    This following Facebook’s revamped Notes, a snipe at Medium and other similar platforms, no doubt. Blogging isn’t dead, but it might very well be owned by social networks in the future. Let’s hope not.

    Also, hi. Sorry for the silence, it’s been a bumpy few weeks. More on that later.

  • Clickbait and quality

    Gizmodo (and Kotaku) really likes to take a negative spin on all things Apple. These are some of their recent headlines, coming off tonight’s/this morning’s Apple event: Apple’s New Smart Keyboard Turns the iPad Pro Into a Surface Clone, Apple Pencil: The Stylus Steve Jobs Warned Us About, Apple’s So-Called Gaming Console Is A Major Bust. These posts, aside from the last one which is whiny and ridiculous, aren’t even that negative. They’re reports, they’re noise to drive in the links (sorry about that) and the pageviews. It’s soulless reporting, rehashing what anyone could find out from Apple’s site. The soul purpose of these headlines is to drive more eyeballs, nevermind the fact that they fit poorly with the content.

    This is the thing I don’t get with Gizmodo. They sometimes produce great content, break stories and run with them in true new journalistic fashion, but then you get this crap. It’s not just Apple either, although that’s clearly a favorite topic of writers and readers alike, it’s all over the place. The strategy probably works, pissing some people off, and give others what they like. It’s just weak and, frankly, boring. For some reason it continues to amaze me, these things, when they come from outlets that can produce great content. Luckily I don’t have to read it, and neither do you. In the end, quality and analysis will prevail.

  • Fusion won't bash Disney

    Always consider who’s paying the bills; Fusion won’t bash Disney according to New York Times:

    Disney and Univision supplied Fusion with an additional $30 million in financing recently, according to a person involved with the deal who spoke on the condition of anonymity. But the cultures of the companies and Fusion have already clashed. For instance, according to two senior Fusion staff members, who spoke on the condition of anonymity, Disney put the organization on notice that it would not take kindly to coverage that might dent its standing with consumers. The warning came after Fusion published several stories based on documents that hackers stole from Sony.

  • On media company tech

    Austin Smith, writing about building your own content management system:

    To succeed at building your own platform, you need plenty of cash.

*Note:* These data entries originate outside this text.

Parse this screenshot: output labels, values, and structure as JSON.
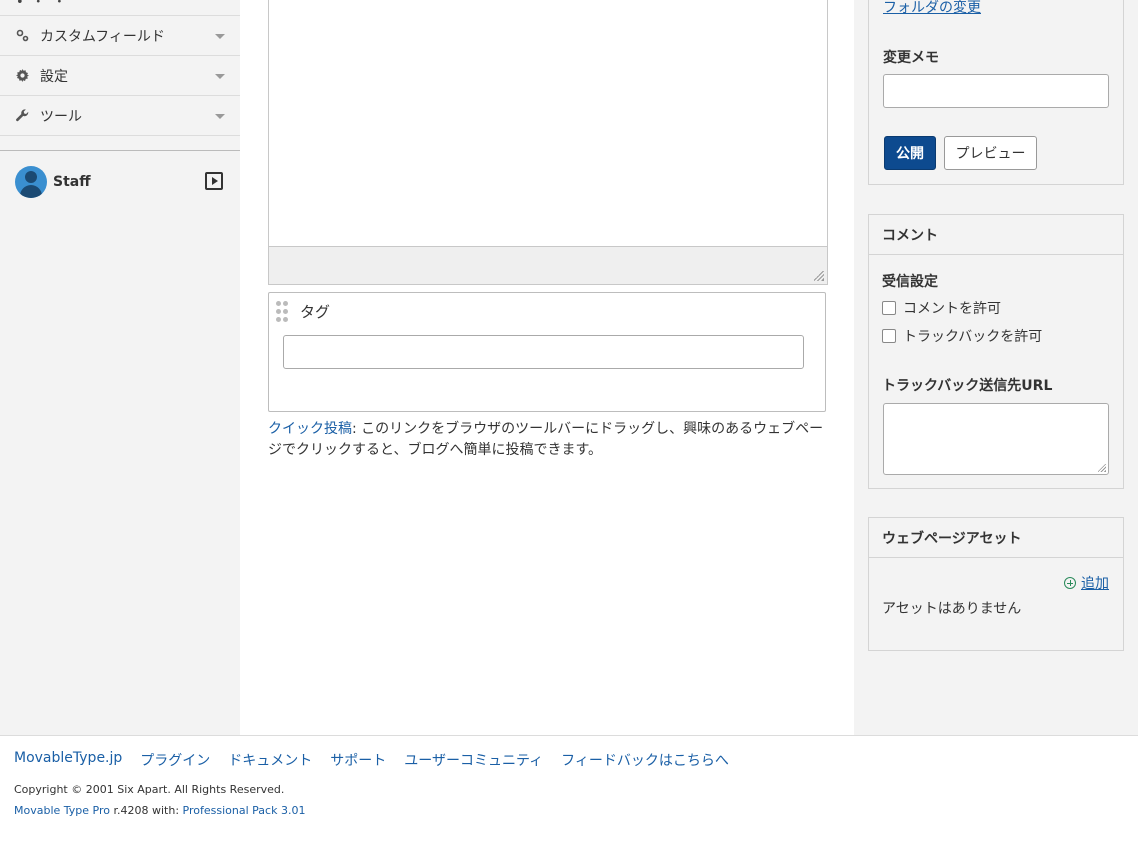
{
  "sidebar": {
    "items": [
      {
        "label": "カスタムフィールド",
        "icon": "custom-field-icon"
      },
      {
        "label": "設定",
        "icon": "gear-icon"
      },
      {
        "label": "ツール",
        "icon": "wrench-icon"
      }
    ],
    "user": {
      "name": "Staff"
    }
  },
  "main": {
    "tag_panel": {
      "title": "タグ",
      "value": ""
    },
    "quickpost": {
      "link": "クイック投稿",
      "text": ": このリンクをブラウザのツールバーにドラッグし、興味のあるウェブページでクリックすると、ブログへ簡単に投稿できます。"
    }
  },
  "right": {
    "publish_panel": {
      "folder_link": "フォルダの変更",
      "memo_label": "変更メモ",
      "memo_value": "",
      "publish_label": "公開",
      "preview_label": "プレビュー"
    },
    "comment_panel": {
      "title": "コメント",
      "receive_label": "受信設定",
      "allow_comments": {
        "label": "コメントを許可",
        "checked": false
      },
      "allow_trackbacks": {
        "label": "トラックバックを許可",
        "checked": false
      },
      "trackback_url_label": "トラックバック送信先URL"
    },
    "asset_panel": {
      "title": "ウェブページアセット",
      "add_label": "追加",
      "empty_text": "アセットはありません"
    }
  },
  "footer": {
    "links": [
      "MovableType.jp",
      "プラグイン",
      "ドキュメント",
      "サポート",
      "ユーザーコミュニティ",
      "フィードバックはこちらへ"
    ],
    "copyright": "Copyright © 2001 Six Apart. All Rights Reserved.",
    "version_product": "Movable Type Pro",
    "version_text": " r.4208 with: ",
    "version_pack": "Professional Pack 3.01"
  },
  "colors": {
    "accent": "#0d4a8f",
    "link": "#1a5fa6",
    "sidebar_bg": "#f3f3f3"
  }
}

Big media companies have access to the kind of capital required to launch a successful custom platform, but startups largely do not. Fusion, the startup-like child of ABC and Univision, is a great example of this. ABC and Univision could bankroll a BuzzFeed-style custom web platform if they wanted to — and have certainly bankrolled a BuzzFeed-style stable of journalism talent — but they opted instead to run WordPress. Likewise, Atlantic Media’s Quartz — which broke ground on reader experience and is often imitated –– picked WordPress.

    Great piece. Building your own CMS is all the craze these days, as it always has been. The difference is the amount of money these media tech/tech media startups are raising, and the general notion that you need to build from scratch to enable the media product. While I do think this can be done, and that some publishing platforms really do help then editorial workflow by opening doors to new forms of reporting, and staying out of the way, I also firmly believe that most of the time the end result is expensive crap. There’s no solid reason to bet against open source if you’re building an editorial product, unless your actual business plan is to raise a lot of money by riding the hype. You might succeed with your own CMS (and buckets of VC money), but you could just as well saved a lot of that cash by not building from scratch.

    It’ll be moot in the end, when the failures rack up, compared to the success (in terms of raising money at least) of Buzzfeed and Vox Media. Then it’ll be considered wasteful to build a CMS that is essentially a hack, more or less limited by the original idea, when there are way more mature options available for free.